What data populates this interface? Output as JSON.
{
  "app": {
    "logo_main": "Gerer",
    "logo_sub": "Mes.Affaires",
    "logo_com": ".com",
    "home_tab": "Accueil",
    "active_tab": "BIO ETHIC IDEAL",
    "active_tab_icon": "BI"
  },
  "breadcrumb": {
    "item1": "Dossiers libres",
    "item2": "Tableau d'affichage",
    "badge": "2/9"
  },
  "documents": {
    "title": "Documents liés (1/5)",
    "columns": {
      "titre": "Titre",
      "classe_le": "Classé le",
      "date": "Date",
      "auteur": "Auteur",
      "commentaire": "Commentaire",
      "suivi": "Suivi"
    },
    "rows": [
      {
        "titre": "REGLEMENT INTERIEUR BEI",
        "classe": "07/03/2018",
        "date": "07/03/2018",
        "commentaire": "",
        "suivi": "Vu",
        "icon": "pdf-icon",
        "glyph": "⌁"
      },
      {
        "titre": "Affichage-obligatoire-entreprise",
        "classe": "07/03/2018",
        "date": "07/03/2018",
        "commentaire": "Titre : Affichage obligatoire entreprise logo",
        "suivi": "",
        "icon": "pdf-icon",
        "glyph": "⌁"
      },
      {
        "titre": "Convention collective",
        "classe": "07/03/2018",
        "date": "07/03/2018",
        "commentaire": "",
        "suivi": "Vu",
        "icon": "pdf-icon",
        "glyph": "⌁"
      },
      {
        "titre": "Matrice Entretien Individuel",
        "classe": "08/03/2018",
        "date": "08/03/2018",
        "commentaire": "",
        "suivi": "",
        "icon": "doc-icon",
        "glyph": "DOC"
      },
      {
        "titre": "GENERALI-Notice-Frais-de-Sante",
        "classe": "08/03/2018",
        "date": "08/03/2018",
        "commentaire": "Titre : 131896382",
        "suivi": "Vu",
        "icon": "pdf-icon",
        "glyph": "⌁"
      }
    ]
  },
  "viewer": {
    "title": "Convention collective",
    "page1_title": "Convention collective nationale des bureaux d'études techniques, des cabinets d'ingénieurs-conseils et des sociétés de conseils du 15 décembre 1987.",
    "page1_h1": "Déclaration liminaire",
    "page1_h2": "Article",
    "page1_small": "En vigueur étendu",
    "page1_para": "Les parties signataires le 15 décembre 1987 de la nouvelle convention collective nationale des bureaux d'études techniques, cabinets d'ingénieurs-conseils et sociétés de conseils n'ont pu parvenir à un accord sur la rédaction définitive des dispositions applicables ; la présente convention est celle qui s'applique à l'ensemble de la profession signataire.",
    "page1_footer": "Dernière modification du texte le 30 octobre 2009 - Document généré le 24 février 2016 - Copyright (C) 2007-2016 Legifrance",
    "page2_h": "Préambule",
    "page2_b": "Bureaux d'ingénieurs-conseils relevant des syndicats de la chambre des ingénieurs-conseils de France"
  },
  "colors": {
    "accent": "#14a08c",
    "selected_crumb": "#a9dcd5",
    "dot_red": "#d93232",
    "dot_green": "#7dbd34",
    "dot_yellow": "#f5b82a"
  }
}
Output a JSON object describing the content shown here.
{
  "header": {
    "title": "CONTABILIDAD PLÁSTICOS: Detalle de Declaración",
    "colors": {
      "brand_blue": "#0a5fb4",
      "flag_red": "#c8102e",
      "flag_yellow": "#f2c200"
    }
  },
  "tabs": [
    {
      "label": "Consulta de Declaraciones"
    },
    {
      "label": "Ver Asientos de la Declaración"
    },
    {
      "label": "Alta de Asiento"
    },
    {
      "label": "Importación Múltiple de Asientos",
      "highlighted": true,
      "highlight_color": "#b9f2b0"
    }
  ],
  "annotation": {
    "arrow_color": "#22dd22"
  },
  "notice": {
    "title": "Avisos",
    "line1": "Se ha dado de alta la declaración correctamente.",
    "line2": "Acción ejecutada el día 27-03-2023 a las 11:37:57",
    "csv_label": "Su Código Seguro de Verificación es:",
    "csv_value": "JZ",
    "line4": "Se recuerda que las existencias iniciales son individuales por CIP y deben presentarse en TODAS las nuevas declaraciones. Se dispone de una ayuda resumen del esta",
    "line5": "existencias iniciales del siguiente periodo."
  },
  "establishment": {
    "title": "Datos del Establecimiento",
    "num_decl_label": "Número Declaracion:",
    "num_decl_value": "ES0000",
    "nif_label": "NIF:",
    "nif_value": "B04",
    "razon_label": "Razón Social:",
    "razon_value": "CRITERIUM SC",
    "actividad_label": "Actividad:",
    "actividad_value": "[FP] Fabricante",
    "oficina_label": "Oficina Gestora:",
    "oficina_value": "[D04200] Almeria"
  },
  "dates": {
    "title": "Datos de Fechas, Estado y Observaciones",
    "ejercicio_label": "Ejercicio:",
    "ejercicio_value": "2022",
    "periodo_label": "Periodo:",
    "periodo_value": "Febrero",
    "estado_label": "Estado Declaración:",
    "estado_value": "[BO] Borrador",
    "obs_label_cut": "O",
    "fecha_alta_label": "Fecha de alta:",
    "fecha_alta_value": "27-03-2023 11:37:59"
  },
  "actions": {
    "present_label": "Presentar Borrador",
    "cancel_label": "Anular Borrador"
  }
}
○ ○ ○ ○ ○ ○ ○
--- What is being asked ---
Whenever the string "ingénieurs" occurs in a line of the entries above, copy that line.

--- Problem solution ---
    "page1_title": "Convention collective nationale des bureaux d'études techniques, des cabinets d'ingénieurs-conseils et des sociétés de conseils du 15 décembre 1987.",
    "page1_para": "Les parties signataires le 15 décembre 1987 de la nouvelle convention collective nationale des bureaux d'études techniques, cabinets d'ingénieurs-conseils et sociétés de conseils n'ont pu parvenir à un accord sur la rédaction définitive des dispositions applicables ; la présente convention est celle qui s'applique à l'ensemble de la profession signataire.",
    "page2_b": "Bureaux d'ingénieurs-conseils relevant des syndicats de la chambre des ingénieurs-conseils de France"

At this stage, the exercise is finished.